Pinching your nose blocks the airflow out of your nose, forcing the air through the mouth instead. Those who do not have a nasal sound to their voice will naturally have more air passing through their mouth when they sing, meaning this test will not affect them.
If you want to test this theory, try pinching your nose as you make these three sounds: ‘mmm‘, ‘nnn‘ and ‘ng‘. You should notice that your voice cuts out when you pinch your nose. Then if you try the same with an ‘aaah‘ sound, you will notice that your voice does not cut out. This is because the first three sounds are produced using mostly nasal resonance.
Nobody sings with 100% nasal resonance. It is always a mixture of the nose and mouth.

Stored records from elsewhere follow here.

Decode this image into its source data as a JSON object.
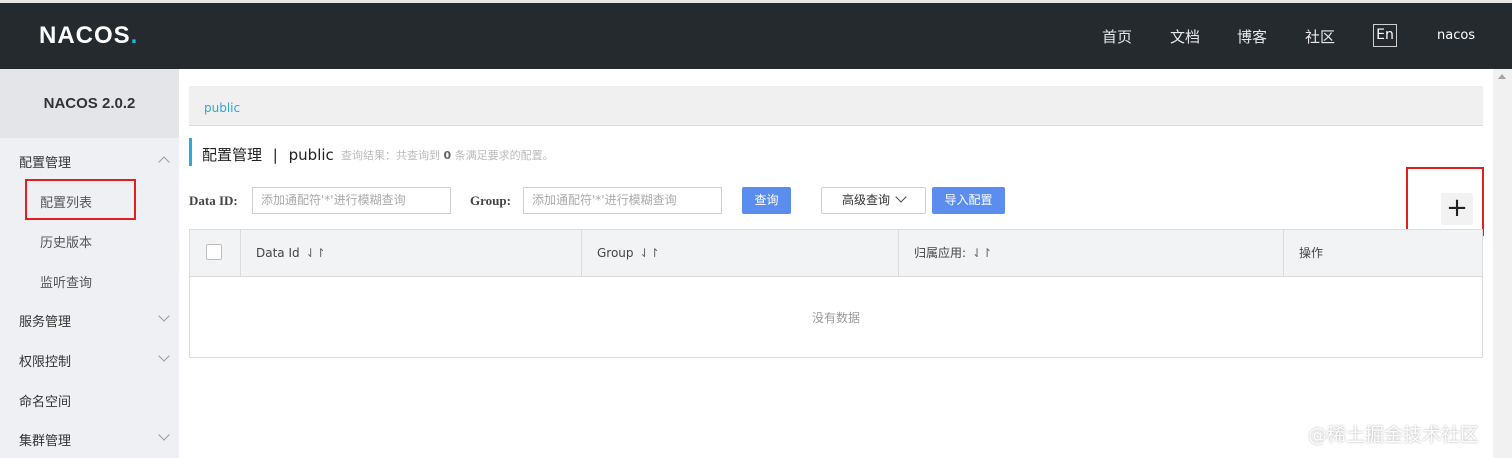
{
  "header": {
    "logo": "NACOS",
    "logo_dot": ".",
    "nav": [
      "首页",
      "文档",
      "博客",
      "社区"
    ],
    "lang": "En",
    "user": "nacos"
  },
  "sidebar": {
    "version": "NACOS 2.0.2",
    "groups": [
      {
        "label": "配置管理",
        "expanded": true,
        "items": [
          "配置列表",
          "历史版本",
          "监听查询"
        ]
      },
      {
        "label": "服务管理",
        "expanded": false
      },
      {
        "label": "权限控制",
        "expanded": false
      },
      {
        "label": "命名空间"
      },
      {
        "label": "集群管理",
        "expanded": false
      }
    ]
  },
  "main": {
    "breadcrumb": "public",
    "title": "配置管理",
    "title_sep": "|",
    "namespace": "public",
    "result_prefix": "查询结果：共查询到",
    "result_count": "0",
    "result_suffix": "条满足要求的配置。",
    "filters": {
      "data_id_label": "Data ID:",
      "data_id_placeholder": "添加通配符'*'进行模糊查询",
      "group_label": "Group:",
      "group_placeholder": "添加通配符'*'进行模糊查询",
      "search_button": "查询",
      "advanced_button": "高级查询",
      "import_button": "导入配置"
    },
    "add_button": "+",
    "table": {
      "columns": [
        "Data Id",
        "Group",
        "归属应用:",
        "操作"
      ],
      "sort_glyph": "⇃↾",
      "empty_text": "没有数据"
    }
  },
  "watermark": "@稀土掘金技术社区",
  "colors": {
    "header_bg": "#252a2f",
    "accent": "#2ea8d6",
    "primary_button": "#5b8def",
    "highlight": "#e02020"
  }
}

This is why, if you sound nasally, your voice will not cut out if you pinch your nose while singing a normal song. But you will hear a considerable change in the sound.
Out of interest, you might also like to look in the mirror when you sing, to see what your soft palate is doing. First try the three nasally sounds (‘mmm’, ‘nnn’ and ‘ng’), observing how the soft palate sits in the throat. Then transition to the ‘aaah’ sound and you will notice the soft palate lift.
Once you have seen how the soft palate moves with the different sounds, experiment with a song. See where the soft palate is sitting when you sing and try to lift it higher.
Is Having a Nasally Voice a Bad Thing?
Many people try to rid themselves of their nasally tone, but there are some styles of music that suit this increase in nasal resonance.
Country music is a prime example. Country singers often use a nasal voice to make the music more jovial and upbeat. You will notice that it is rare to hear a slow ballad sung in this way.
Some pop singers may also use a nasal tone. For example, Gabrielle, who sings ‘Dreams’, has very high nasal resonance in her voice. You can hear this in all of her songs as that is her natural singing voice. She has chosen to keep this tone as her signature style.
One downfall is that it can make some lyrics hard to hear and it is harder to produce volume. This is because the nasal cavity is smaller than the mouth. The smaller the chamber, the smaller the sound. For example, if you were to sing in a small room compared to a large empty hall, you would be able to produce more sound in the hall due to the size. But with technology today, microphones solve that issue.
This is one of the reasons why opera singing was far more popular before microphones were invented. Without this technology, singers relied heavily on acoustics principles to increase the volume of their voice. Opera singing uses techniques to open the throat and get the most volume out of your voice. This particular genre would be very challenging if you naturally have a nasally voice.
Overall, there are both benefits and downfalls to having a nasally voice. Given that this tone can be manipulated by raising and lowering the soft palate, it is not uncommon for singers to learn to use a variety of tones, both nasally and rounded. This allows more flexibility to sing a variety of genres throughout your career.